I’ve been thinking about “home” lately. Home in the sense of where I grew up and where my family lived for the last 100 or so years, dating back to when my paternal grandmother and the grandfather I never met settled down to farm there. My Dad and uncle took over the farm when they came of age and purchased more and more land in the area. They grew peaches, prunes, walnuts, and kiwi. Most of that land has since been sold, purchased by other farmers and developers who are building houses for the growing population–up to 8,500 or so now.

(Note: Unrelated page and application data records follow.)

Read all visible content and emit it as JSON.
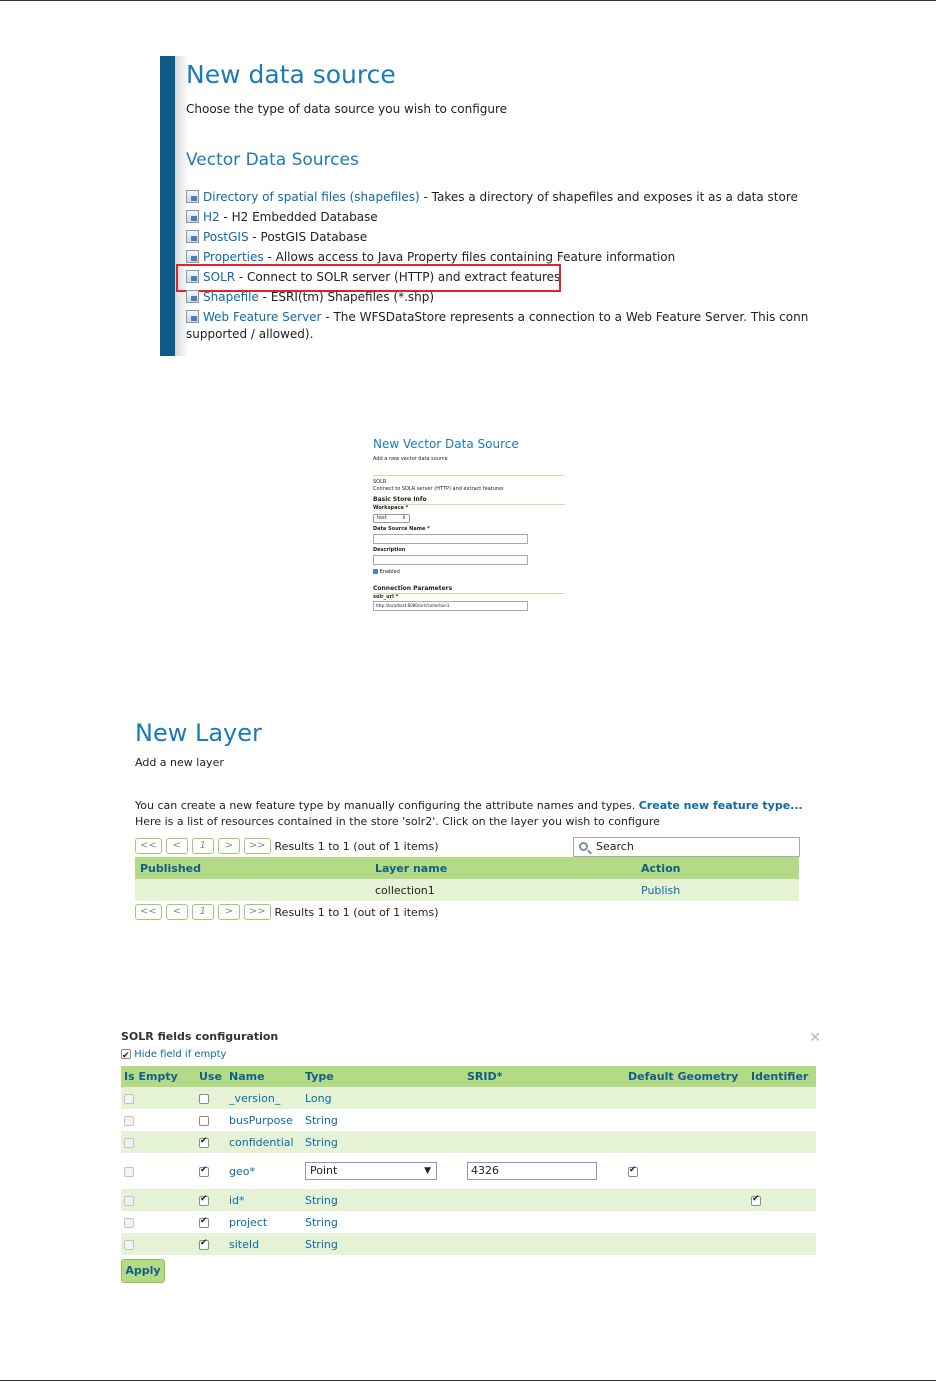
{
  "section1": {
    "title": "New data source",
    "subtitle": "Choose the type of data source you wish to configure",
    "group_title": "Vector Data Sources",
    "sources": [
      {
        "name": "Directory of spatial files (shapefiles)",
        "desc": " - Takes a directory of shapefiles and exposes it as a data store",
        "icon": "datastore-icon"
      },
      {
        "name": "H2",
        "desc": " - H2 Embedded Database",
        "icon": "datastore-icon"
      },
      {
        "name": "PostGIS",
        "desc": " - PostGIS Database",
        "icon": "datastore-icon"
      },
      {
        "name": "Properties",
        "desc": " - Allows access to Java Property files containing Feature information",
        "icon": "datastore-icon"
      },
      {
        "name": "SOLR",
        "desc": " - Connect to SOLR server (HTTP) and extract features",
        "icon": "datastore-icon",
        "highlighted": true
      },
      {
        "name": "Shapefile",
        "desc": " - ESRI(tm) Shapefiles (*.shp)",
        "icon": "datastore-icon"
      },
      {
        "name": "Web Feature Server",
        "desc": " - The WFSDataStore represents a connection to a Web Feature Server. This conn",
        "icon": "wfs-icon"
      }
    ],
    "tail": "supported / allowed).",
    "highlight_color": "#e0252a"
  },
  "section2": {
    "title": "New Vector Data Source",
    "subtitle": "Add a new vector data source",
    "type_name": "SOLR",
    "type_desc": "Connect to SOLR server (HTTP) and extract features",
    "basic_title": "Basic Store Info",
    "workspace_label": "Workspace *",
    "workspace_value": "test",
    "name_label": "Data Source Name *",
    "desc_label": "Description",
    "enabled_label": "Enabled",
    "conn_title": "Connection Parameters",
    "url_label": "solr_url *",
    "url_value": "http://localhost:8080/solr/collection1"
  },
  "section3": {
    "title": "New Layer",
    "subtitle": "Add a new layer",
    "intro_line1": "You can create a new feature type by manually configuring the attribute names and types. ",
    "create_link": "Create new feature type...",
    "intro_line2": "Here is a list of resources contained in the store 'solr2'. Click on the layer you wish to configure",
    "pager": {
      "first": "<<",
      "prev": "<",
      "page": "1",
      "next": ">",
      "last": ">>",
      "results": "Results 1 to 1 (out of 1 items)"
    },
    "search_placeholder": "Search",
    "columns": [
      "Published",
      "Layer name",
      "Action"
    ],
    "rows": [
      {
        "published": "",
        "layer": "collection1",
        "action": "Publish"
      }
    ]
  },
  "section4": {
    "title": "SOLR fields configuration",
    "hide_label": "Hide field if empty",
    "columns": [
      "Is Empty",
      "Use",
      "Name",
      "Type",
      "SRID*",
      "Default Geometry",
      "Identifier"
    ],
    "rows": [
      {
        "name": "_version_",
        "type": "Long",
        "use": false,
        "identifier": false
      },
      {
        "name": "busPurpose",
        "type": "String",
        "use": false,
        "identifier": false
      },
      {
        "name": "confidential",
        "type": "String",
        "use": true,
        "identifier": false
      },
      {
        "name": "geo*",
        "type": "Point",
        "use": true,
        "srid": "4326",
        "default_geometry": true,
        "identifier": false
      },
      {
        "name": "id*",
        "type": "String",
        "use": true,
        "identifier": true
      },
      {
        "name": "project",
        "type": "String",
        "use": true,
        "identifier": false
      },
      {
        "name": "siteId",
        "type": "String",
        "use": true,
        "identifier": false
      }
    ],
    "apply_label": "Apply"
  },
  "colors": {
    "accent": "#1a7bb9",
    "header_green": "#b3da84",
    "row_green": "#e6f2d5",
    "link": "#0b6aa8"
  }
}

Although as a teenager I began to loathe living in a small, rural community, but I now look back with a kind of nostalgia for the old days. It wasn’t a perfect place by any means, but as a kid living on a ranch as we call them out west I was free to run with my imagination building forts out of prune bins, rolling out mansions in the wild mustards, and setting up a lemonade business that I was convinced would make me rich. I could get on my bike when the sun came up and ride around the county roads until the sun began to set. No one worried about kids playing in the fields or riding bikes or swimming in the canals. Well, strike that bit about the canals. I got in a heap of trouble for that. Especially the time my friends and I tried to water ski in one of the canals with a car pulling the rope. It was stupid, but damn was it fun.
For me and for so many living there, the mountains to the west, the Sutter Buttes, signaled home. They are the smallest complete mountain range in the world. Originally home to the Maidu, they are now privately owned and home to cattle ranchers and old ranching families.

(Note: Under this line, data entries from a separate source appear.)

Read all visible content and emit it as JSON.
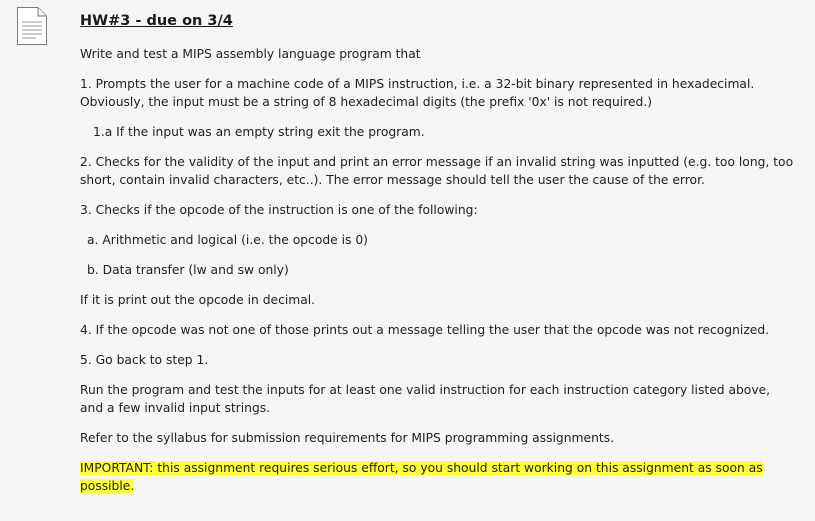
{
  "title": "HW#3 - due on 3/4",
  "paragraphs": {
    "intro": "Write and test a MIPS assembly language program that",
    "step1": "1. Prompts the user for a machine code of a MIPS instruction, i.e. a 32-bit binary represented in hexadecimal. Obviously, the input must be a string of 8 hexadecimal digits (the prefix '0x' is not required.)",
    "step1a": "1.a If the input was an empty string exit the program.",
    "step2": "2. Checks for the validity of the input and print an error message if an invalid string was inputted (e.g. too long, too short, contain invalid characters, etc..). The error message should tell the user the cause of the error.",
    "step3": "3. Checks if the opcode of the instruction is one of the following:",
    "step3a": "a. Arithmetic and logical (i.e. the opcode is 0)",
    "step3b": "b. Data transfer (lw and sw only)",
    "step3c": "If it is print out the opcode in decimal.",
    "step4": "4. If the opcode was not one of those prints out a message telling the user that the opcode was not recognized.",
    "step5": "5. Go back to step 1.",
    "run": "Run the program and test the inputs for at least one valid instruction for each instruction category listed above, and a few invalid input strings.",
    "syllabus": "Refer to the syllabus for submission requirements for MIPS programming assignments.",
    "important": "IMPORTANT: this assignment requires serious effort, so you should start working on this assignment as soon as possible."
  },
  "icons": {
    "document": "document-icon"
  },
  "colors": {
    "highlight": "#ffff3b",
    "background": "#f5f5f5",
    "text": "#222222"
  }
}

As a kid I played on these mountains, and as a teenager I drank beer there and made out with boys. As a young adult I hiked the mountains, researched their history and gave conference papers about them and wrote articles for the local historical society.
Now I gaze at a lovely framed picture I have of them, one my sisters gave me when I finished graduate school, and follow various local photographers who seek to capture their ever changing landscape.
Here’s a recent picture whose caption reads: “The Geese are starting to arrive to the Yuba-Sutter area for their annual migration typically Oct-Dec.” It’s a gorgeous shot by Jonathon Beth www.facebook.com/Jonathanbeth.photography.
While the people and the town will change, the Buttes will always be there to remind me this place was home.